There is no conceit in Madeline’s approach to tasting wines from less familiar regions.  She told me that for subjects or wines she says she’s “not deep in” or as experienced with, she approaches them innocently.  First she tastes for quality.  “Pay attention to the wine” she says.  After that she turns to the expert at the table to get a frame of reference.  In the face of constant changes in wines and styles - especially in an age of climate change - keeping both an open and a curious mind while learning and tasting is a priceless skill.  It is something I still have to remind myself to practice every time I taste.  Later in our conversation in reference to the wines (or maybe in reference to the experts, or maybe both), Madeline followed up: “The diversity of our industry is so cool!”  Yes, it is.  

However, for Madeline, learning and tasting are not in service only to her own curiosity.  Sommeliers are sometimes stereotyped as trophy bottle chasers: with only an eye for the rare or unusual.  But Madeline purposely refrains from tasting only the “cool”, the “somm”, or the collectible wines.  “It’s a happy sense of responsibility to be able to give my honest opinion.  At big … walk-arounds I often bee-line to the commercial stuff I don’t get to taste.  In getting to taste [these wines], I can give an honest opinion… on which ones bear quality examination and are going to give them the most bang for their buck.” 

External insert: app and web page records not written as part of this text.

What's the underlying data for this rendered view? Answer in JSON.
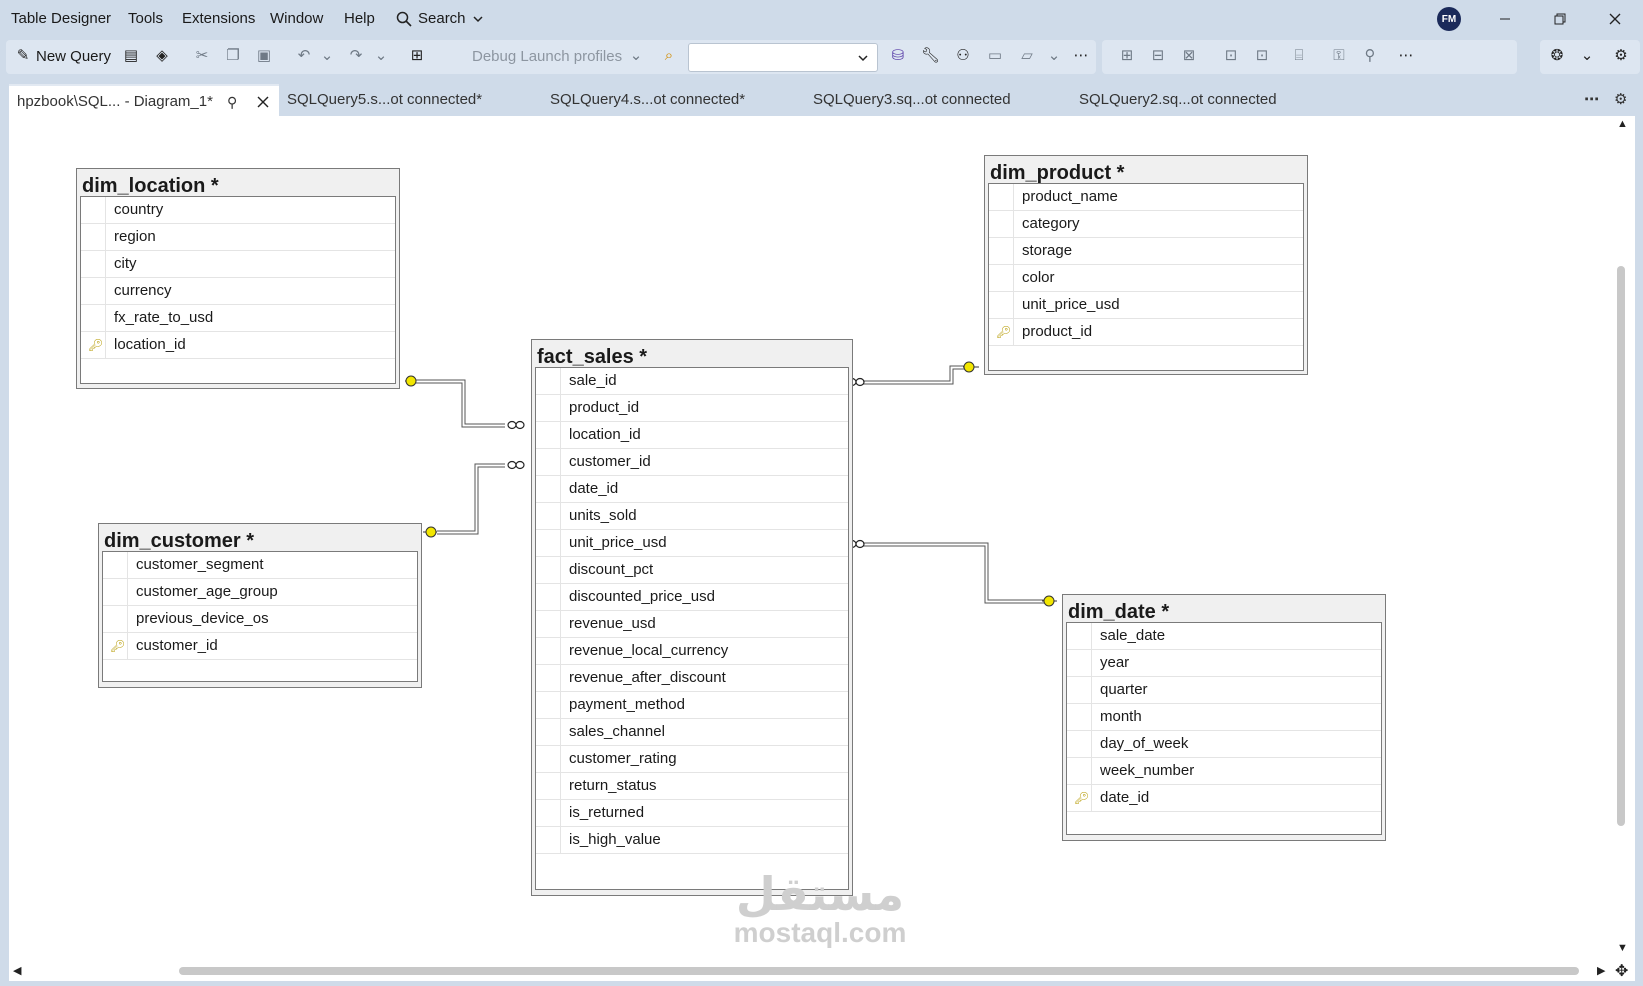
{
  "menubar": {
    "items": [
      "Table Designer",
      "Tools",
      "Extensions",
      "Window",
      "Help"
    ],
    "search_label": "Search",
    "avatar_initials": "FM"
  },
  "toolbar": {
    "new_query_label": "New Query",
    "debug_label": "Debug Launch profiles",
    "combo_value": ""
  },
  "tabs": {
    "active_label": "hpzbook\\SQL... - Diagram_1*",
    "others": [
      "SQLQuery5.s...ot connected*",
      "SQLQuery4.s...ot connected*",
      "SQLQuery3.sq...ot connected",
      "SQLQuery2.sq...ot connected"
    ]
  },
  "tables": {
    "dim_location": {
      "title": "dim_location *",
      "columns": [
        "country",
        "region",
        "city",
        "currency",
        "fx_rate_to_usd",
        "location_id"
      ],
      "key_column": "location_id"
    },
    "dim_product": {
      "title": "dim_product *",
      "columns": [
        "product_name",
        "category",
        "storage",
        "color",
        "unit_price_usd",
        "product_id"
      ],
      "key_column": "product_id"
    },
    "fact_sales": {
      "title": "fact_sales *",
      "columns": [
        "sale_id",
        "product_id",
        "location_id",
        "customer_id",
        "date_id",
        "units_sold",
        "unit_price_usd",
        "discount_pct",
        "discounted_price_usd",
        "revenue_usd",
        "revenue_local_currency",
        "revenue_after_discount",
        "payment_method",
        "sales_channel",
        "customer_rating",
        "return_status",
        "is_returned",
        "is_high_value"
      ],
      "key_column": ""
    },
    "dim_customer": {
      "title": "dim_customer *",
      "columns": [
        "customer_segment",
        "customer_age_group",
        "previous_device_os",
        "customer_id"
      ],
      "key_column": "customer_id"
    },
    "dim_date": {
      "title": "dim_date *",
      "columns": [
        "sale_date",
        "year",
        "quarter",
        "month",
        "day_of_week",
        "week_number",
        "date_id"
      ],
      "key_column": "date_id"
    }
  },
  "watermark": {
    "arabic": "مستقل",
    "latin": "mostaql.com"
  },
  "colors": {
    "key_yellow": "#f2e600",
    "line": "#555555",
    "canvas": "#ffffff",
    "chrome": "#cfdbe9"
  }
}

When I say that Madeline is confident I am referring to two separate impressions.  The first is constructed from my feelings and perceptions.  It is my trust and belief in her character, knowledge, and abilities.  I am confident in Madeline.  I am confident in her ability to create a safe space where questions can be asked and conversations initiated, confident in her kindness, and that when she speaks on wine, service, careers, or exams, I can fully trust what she is saying.  This is her credibility.  It is rock solid. 

I think Madeline and I agree that in the world of wine credibility is everything.  I aim to acquire a similar level of credibility, in part, by working towards the WSET Diploma certification.  Maybe one day I’ll pursue the MW for the same reason.  But through Madeline’s example, I’ve come to see better than ever that credentials, whether MS or MW, are not the whole story.  And they are not the only path to achievement in the wine trade.  Hard work, service and kindness, thoughtfulness, and openness and curiosity are also key.  Madeline lays it out with her signature simplicity: “There’s a place for [everyone] at the table.  That’s what I love about the wine industry.  Regardless of where you’re coming from, you are going to have to craft your own journey.  Get credentials or be lawless about it, [but be] willing to work hard.”

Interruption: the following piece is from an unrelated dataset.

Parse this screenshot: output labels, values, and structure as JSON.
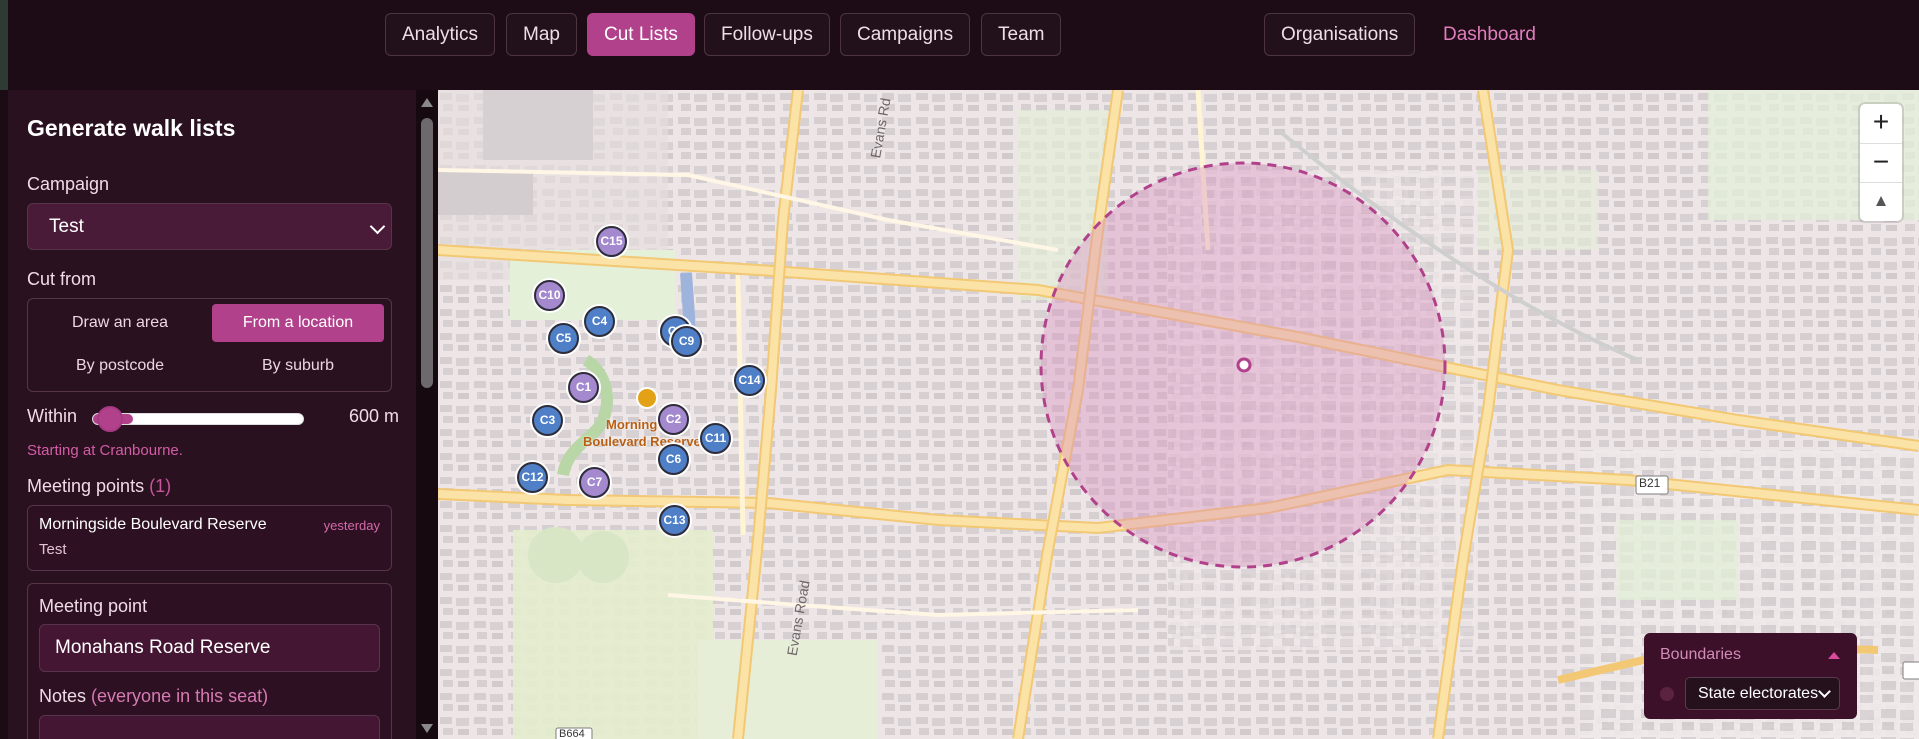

Finally, there are also the ingredients of self-confidence that I observe in Madeline.  I’m much more of a Trek fan, but I have to reference Star Wars instead when I say: the force is strong with this one.  Madeline knows her strengths and plays to them.  She knows which skills or what knowledge her colleagues better excel in, and then champions them for it.  Madeline is self-aware of both her privileges and her struggles, and she never let any of it trip her up.  I asked Madeline a trite sort of interview question.  If she had three words to describe herself, what would they be?  The first she thought of was luck.  “All the people that I worked for and with were supportive of me.  I never ran into a wall.  I’m sure there were doors closed, but I didn’t pay attention to that.  I walked through any door that was open.”  

I don’t think it was down to luck.  Even in the early stages of her career Madeline had the self-confidence and the bravery to walk through open doors and not let fear or doubt stop her.  Today, by being confident, curious, and most importantly, kind - Madeline serves to cultivate the very same traits in those she mentors.  The world of wine, wine sales, service and hospitality are all changing.  I believe that the way to make sure the changes are for the better are to follow Madeline’s example.  Practice kindness, hold on to curiosity, and move forward with confidence. 

Image: Vectorig via Getty Images.